Colombia’s largest oil-company, Ecopetrol, invested roughly $3.2 billion in domestic production in the first quarter of 2014.
Over 90% of the investment was with local providers, according to a statement released by the company Monday. The company also did roughly $288 million in business with regional providers, it said.
The figures, taken from the first three months of 2014, show a 41% growth in investment, when compared to the same period in 2013.
During 2014’s first quarter, 33% of local hiring went to health services, ground transportation of personnel, and facility maintenance, according to Ecopetrol.
So far this year, Ecopetrol has signed 1,496 contracts with suppliers, of which 40% are from Bogotá, 16% from the country’s central region, 10% from the “Middle Magdalena” region, 8% from the Caribbean coast, 7% from the west, 6% from the south, 3% from the eastern states of Meta and Vichada, and 2% from nearby Casanare and Arauca.
The local engagement has 42 categories of goods and/or services that are recruited locally, among which are: food, solid waste management, transportation, loading and unloading of tankers, river transport of personnel, civil work, electrical work, and power networks among others, according to Ecopetrol.

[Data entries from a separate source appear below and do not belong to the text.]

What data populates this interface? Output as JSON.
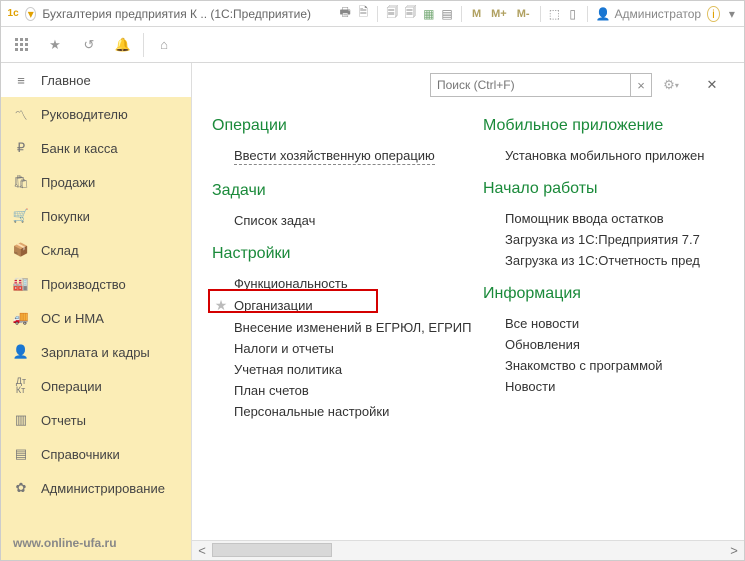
{
  "title": "Бухгалтерия предприятия К .. (1С:Предприятие)",
  "m_buttons": [
    "M",
    "M+",
    "M-"
  ],
  "user": "Администратор",
  "search_placeholder": "Поиск (Ctrl+F)",
  "sidebar": {
    "items": [
      {
        "label": "Главное"
      },
      {
        "label": "Руководителю"
      },
      {
        "label": "Банк и касса"
      },
      {
        "label": "Продажи"
      },
      {
        "label": "Покупки"
      },
      {
        "label": "Склад"
      },
      {
        "label": "Производство"
      },
      {
        "label": "ОС и НМА"
      },
      {
        "label": "Зарплата и кадры"
      },
      {
        "label": "Операции"
      },
      {
        "label": "Отчеты"
      },
      {
        "label": "Справочники"
      },
      {
        "label": "Администрирование"
      }
    ],
    "footer": "www.online-ufa.ru"
  },
  "panel": {
    "left": {
      "sections": [
        {
          "title": "Операции",
          "links": [
            {
              "label": "Ввести хозяйственную операцию",
              "dashed": true
            }
          ]
        },
        {
          "title": "Задачи",
          "links": [
            {
              "label": "Список задач"
            }
          ]
        },
        {
          "title": "Настройки",
          "links": [
            {
              "label": "Функциональность"
            },
            {
              "label": "Организации",
              "star": true,
              "hl": true
            },
            {
              "label": "Внесение изменений в ЕГРЮЛ, ЕГРИП"
            },
            {
              "label": "Налоги и отчеты"
            },
            {
              "label": "Учетная политика"
            },
            {
              "label": "План счетов"
            },
            {
              "label": "Персональные настройки"
            }
          ]
        }
      ]
    },
    "right": {
      "sections": [
        {
          "title": "Мобильное приложение",
          "links": [
            {
              "label": "Установка мобильного приложен"
            }
          ]
        },
        {
          "title": "Начало работы",
          "links": [
            {
              "label": "Помощник ввода остатков"
            },
            {
              "label": "Загрузка из 1С:Предприятия 7.7"
            },
            {
              "label": "Загрузка из 1С:Отчетность пред"
            }
          ]
        },
        {
          "title": "Информация",
          "links": [
            {
              "label": "Все новости"
            },
            {
              "label": "Обновления"
            },
            {
              "label": "Знакомство с программой"
            },
            {
              "label": "Новости"
            }
          ]
        }
      ]
    }
  }
}
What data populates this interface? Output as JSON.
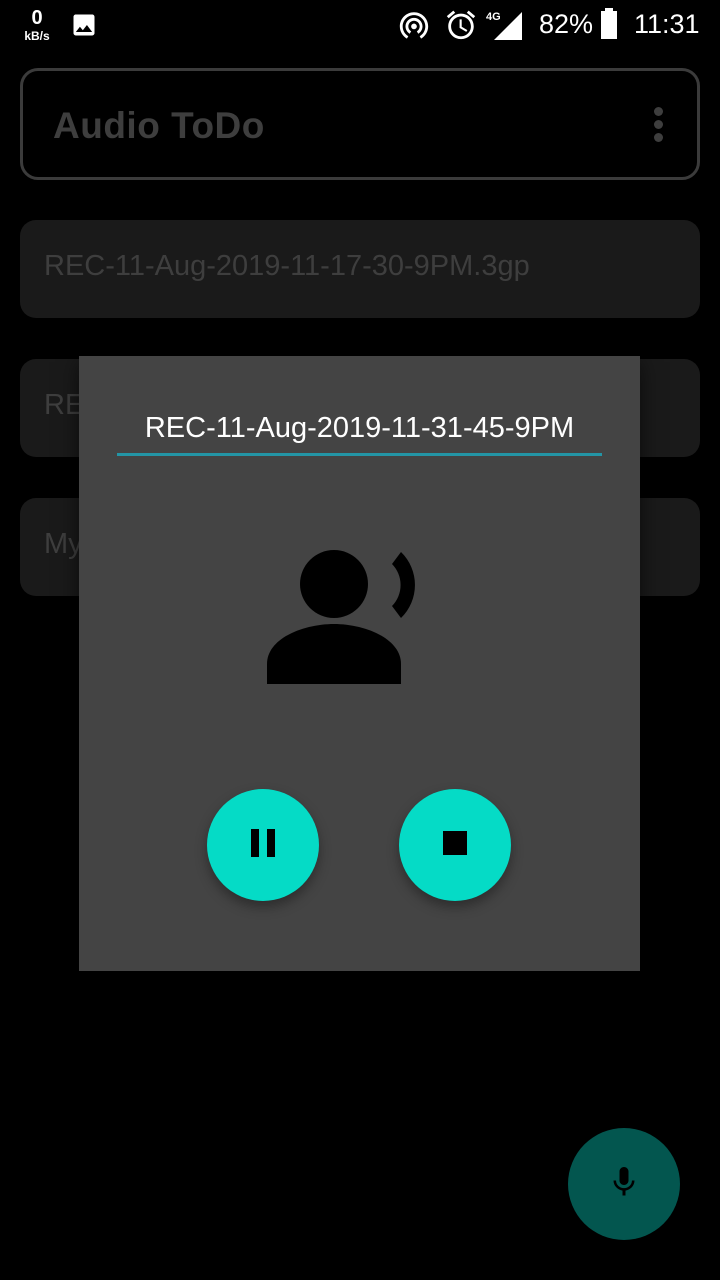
{
  "status_bar": {
    "net_speed_value": "0",
    "net_speed_unit": "kB/s",
    "network_type": "4G",
    "battery_percent": "82%",
    "time": "11:31"
  },
  "app_bar": {
    "title": "Audio ToDo",
    "menu_icon": "more-vert-icon"
  },
  "recordings": [
    {
      "label": "REC-11-Aug-2019-11-17-30-9PM.3gp"
    },
    {
      "label": "RE"
    },
    {
      "label": "My"
    }
  ],
  "record_dialog": {
    "file_name_value": "REC-11-Aug-2019-11-31-45-9PM",
    "status_icon": "voice-recording-icon",
    "pause_icon": "pause-icon",
    "stop_icon": "stop-icon"
  },
  "fab": {
    "icon": "mic-icon"
  },
  "colors": {
    "accent": "#05dbc6",
    "accent_dim": "#03564f",
    "dialog_bg": "#444444",
    "underline": "#2395a6",
    "card_bg": "#1a1a1a",
    "dim_text": "#3e3e3e"
  }
}
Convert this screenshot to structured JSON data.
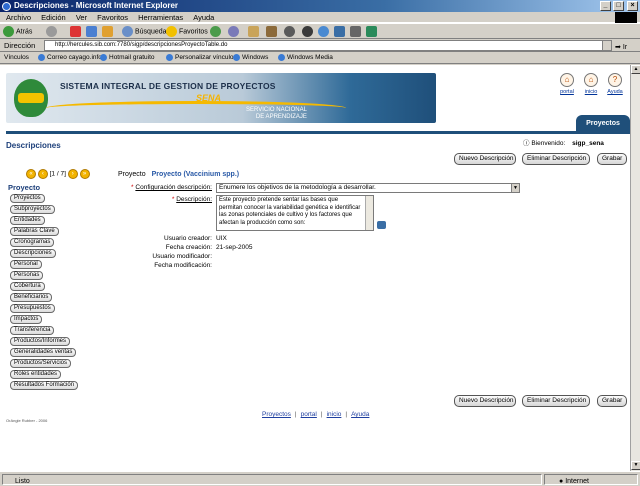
{
  "window": {
    "title": "Descripciones - Microsoft Internet Explorer",
    "controls": [
      "_",
      "□",
      "×"
    ]
  },
  "menu": [
    "Archivo",
    "Edición",
    "Ver",
    "Favoritos",
    "Herramientas",
    "Ayuda"
  ],
  "toolbar": {
    "back": "Atrás",
    "search": "Búsqueda",
    "favorites": "Favoritos"
  },
  "address": {
    "label": "Dirección",
    "url": "http://hercules.sib.com:7780/sigp/descripcionesProyectoTable.do",
    "go": "Ir"
  },
  "links": {
    "label": "Vínculos",
    "items": [
      "Correo cayago.info",
      "Hotmail gratuito",
      "Personalizar vínculos",
      "Windows",
      "Windows Media"
    ]
  },
  "banner": {
    "title": "SISTEMA INTEGRAL DE GESTION DE PROYECTOS",
    "brand": "SENA",
    "sub1": "SERVICIO NACIONAL",
    "sub2": "DE APRENDIZAJE"
  },
  "top_links": [
    "portal",
    "inicio",
    "Ayuda"
  ],
  "nav_tab": "Proyectos",
  "welcome": {
    "label": "Bienvenido:",
    "user": "sigp_sena"
  },
  "page_title": "Descripciones",
  "actions": {
    "new": "Nuevo Descripción",
    "delete": "Eliminar Descripción",
    "save": "Grabar"
  },
  "pager": {
    "text": "[1 / 7]"
  },
  "crumb": {
    "label": "Proyecto",
    "value": "Proyecto (Vaccinium spp.)"
  },
  "sidebar": {
    "head": "Proyecto",
    "items": [
      "Proyectos",
      "Subproyectos",
      "Entidades",
      "Palabras Clave",
      "Cronogramas",
      "Descripciones",
      "Personal",
      "Personas",
      "Cobertura",
      "Beneficiarios",
      "Presupuestos",
      "Impactos",
      "Transferencia",
      "Productos/Informes",
      "Generalidades ventas",
      "Productos/Servicios",
      "Roles entidades",
      "Resultados Formación"
    ]
  },
  "form": {
    "config_label": "Configuración descripción:",
    "config_value": "Enumere los objetivos de la metodología a desarrollar.",
    "desc_label": "Descripción:",
    "desc_value": "Este proyecto pretende sentar las bases que permitan conocer la variabilidad genética e identificar las zonas potenciales de cultivo y los factores que afectan la producción como son:",
    "creator_label": "Usuario creador:",
    "creator_value": "UIX",
    "created_label": "Fecha creación:",
    "created_value": "21-sep-2005",
    "modifier_label": "Usuario modificador:",
    "modifier_value": "",
    "modified_label": "Fecha modificación:",
    "modified_value": ""
  },
  "footer_links": [
    "Proyectos",
    "portal",
    "inicio",
    "Ayuda"
  ],
  "copyright": "OrAngle Rubber - 2006",
  "status": {
    "left": "Listo",
    "zone": "Internet"
  }
}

Ecopetrol SA, Colombia‘s largest and partially state-owned oil company, is ranked among the 40 largest oil companies in the world, and among the top four companies in Latin America.
Besides Colombia, where it accounts for 60% of national production, Ecopetrol has exploration and production activities in Brazil, Peru, and the United States (in the Gulf of Mexico).
Ecopetrol accounts for the largest refinery in Colombia, most of the network of oil and multiple purpose pipelines in the country, and is considerably increasing its participation in biofuels.
This shift will likely be important in the future. Colombian Minister of Mining Amylkar Acosta told El Espectador newspaper in November 2013 that Colombia’s reserves were “extremely precarious.”
Current Colombian proven oil reserves are set at about 2.3 billion barrels, which could see Colombia’s oil wells dry up in less than seven years, given current rates of production. As a result, it may be difficult for the country as a whole to maintain 2013′s strong levels of growth in the long term without introduction of new economic sectors or increases in the production output of other sectors.
The energy sector currently comprises a sizable chunk of Colombia’s GDP. According to figures from the Ministry of Commerce, Industry and Tourism, petroleum exports made up over 46% of Colombia’s total exports from January to July 2013. Coal, as well, ranks among Colombia’s top exports. The country is the first largest producer of coal in the world.
The results of this oil and mining boom have been heavy for Colombia’s environment, which receives relatively investment or oversight from the national government.